__Exercise details__:
Apart from the images, repeat the data below exactly as written.
Data shown Start Marker
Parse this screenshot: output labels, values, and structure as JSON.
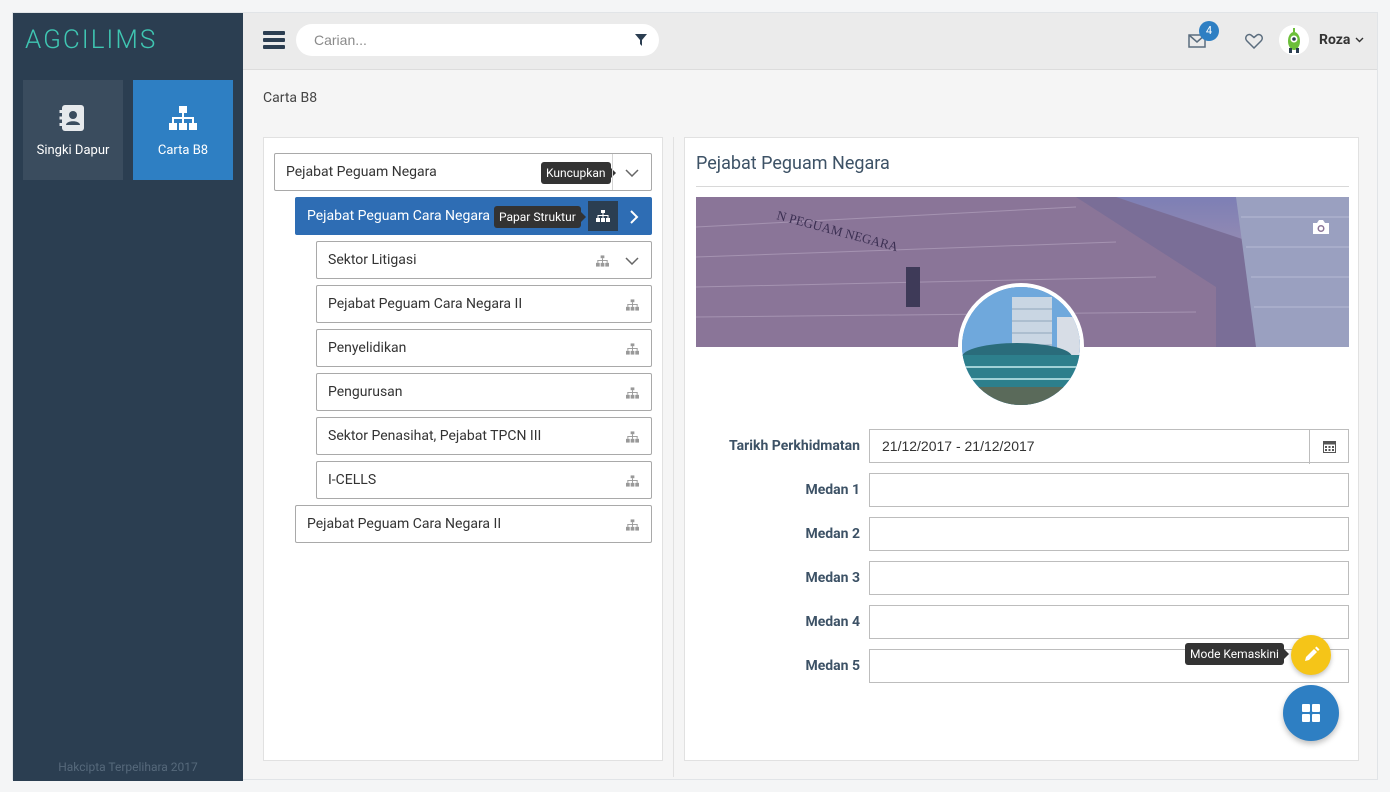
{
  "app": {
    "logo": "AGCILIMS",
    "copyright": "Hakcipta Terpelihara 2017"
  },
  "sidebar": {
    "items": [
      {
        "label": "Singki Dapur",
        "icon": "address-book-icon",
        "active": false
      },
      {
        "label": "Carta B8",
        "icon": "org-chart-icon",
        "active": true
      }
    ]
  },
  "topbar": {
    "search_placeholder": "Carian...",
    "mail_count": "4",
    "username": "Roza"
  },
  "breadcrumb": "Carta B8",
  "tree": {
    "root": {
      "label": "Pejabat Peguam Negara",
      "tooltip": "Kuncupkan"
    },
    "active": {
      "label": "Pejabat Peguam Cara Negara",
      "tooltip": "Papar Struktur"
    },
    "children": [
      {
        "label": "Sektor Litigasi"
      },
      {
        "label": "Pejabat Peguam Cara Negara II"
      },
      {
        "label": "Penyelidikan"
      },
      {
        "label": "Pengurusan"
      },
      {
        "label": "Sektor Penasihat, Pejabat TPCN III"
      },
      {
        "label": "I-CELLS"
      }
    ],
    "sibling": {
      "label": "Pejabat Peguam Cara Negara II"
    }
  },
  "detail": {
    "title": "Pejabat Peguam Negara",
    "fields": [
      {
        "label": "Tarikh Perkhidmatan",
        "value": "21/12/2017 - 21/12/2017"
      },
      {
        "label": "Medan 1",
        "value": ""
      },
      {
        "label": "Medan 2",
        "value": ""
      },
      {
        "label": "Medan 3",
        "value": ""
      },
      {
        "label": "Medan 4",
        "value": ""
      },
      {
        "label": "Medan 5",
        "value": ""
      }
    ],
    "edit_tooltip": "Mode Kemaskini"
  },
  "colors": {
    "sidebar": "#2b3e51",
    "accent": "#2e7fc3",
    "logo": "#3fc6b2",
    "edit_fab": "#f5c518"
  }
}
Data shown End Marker
__Result for this task__:
Parse this screenshot: output labels, values, and structure as JSON.
{
  "app": {
    "logo": "AGCILIMS",
    "copyright": "Hakcipta Terpelihara 2017"
  },
  "sidebar": {
    "items": [
      {
        "label": "Singki Dapur",
        "icon": "address-book-icon",
        "active": false
      },
      {
        "label": "Carta B8",
        "icon": "org-chart-icon",
        "active": true
      }
    ]
  },
  "topbar": {
    "search_placeholder": "Carian...",
    "mail_count": "4",
    "username": "Roza"
  },
  "breadcrumb": "Carta B8",
  "tree": {
    "root": {
      "label": "Pejabat Peguam Negara",
      "tooltip": "Kuncupkan"
    },
    "active": {
      "label": "Pejabat Peguam Cara Negara",
      "tooltip": "Papar Struktur"
    },
    "children": [
      {
        "label": "Sektor Litigasi"
      },
      {
        "label": "Pejabat Peguam Cara Negara II"
      },
      {
        "label": "Penyelidikan"
      },
      {
        "label": "Pengurusan"
      },
      {
        "label": "Sektor Penasihat, Pejabat TPCN III"
      },
      {
        "label": "I-CELLS"
      }
    ],
    "sibling": {
      "label": "Pejabat Peguam Cara Negara II"
    }
  },
  "detail": {
    "title": "Pejabat Peguam Negara",
    "fields": [
      {
        "label": "Tarikh Perkhidmatan",
        "value": "21/12/2017 - 21/12/2017"
      },
      {
        "label": "Medan 1",
        "value": ""
      },
      {
        "label": "Medan 2",
        "value": ""
      },
      {
        "label": "Medan 3",
        "value": ""
      },
      {
        "label": "Medan 4",
        "value": ""
      },
      {
        "label": "Medan 5",
        "value": ""
      }
    ],
    "edit_tooltip": "Mode Kemaskini"
  },
  "colors": {
    "sidebar": "#2b3e51",
    "accent": "#2e7fc3",
    "logo": "#3fc6b2",
    "edit_fab": "#f5c518"
  }
}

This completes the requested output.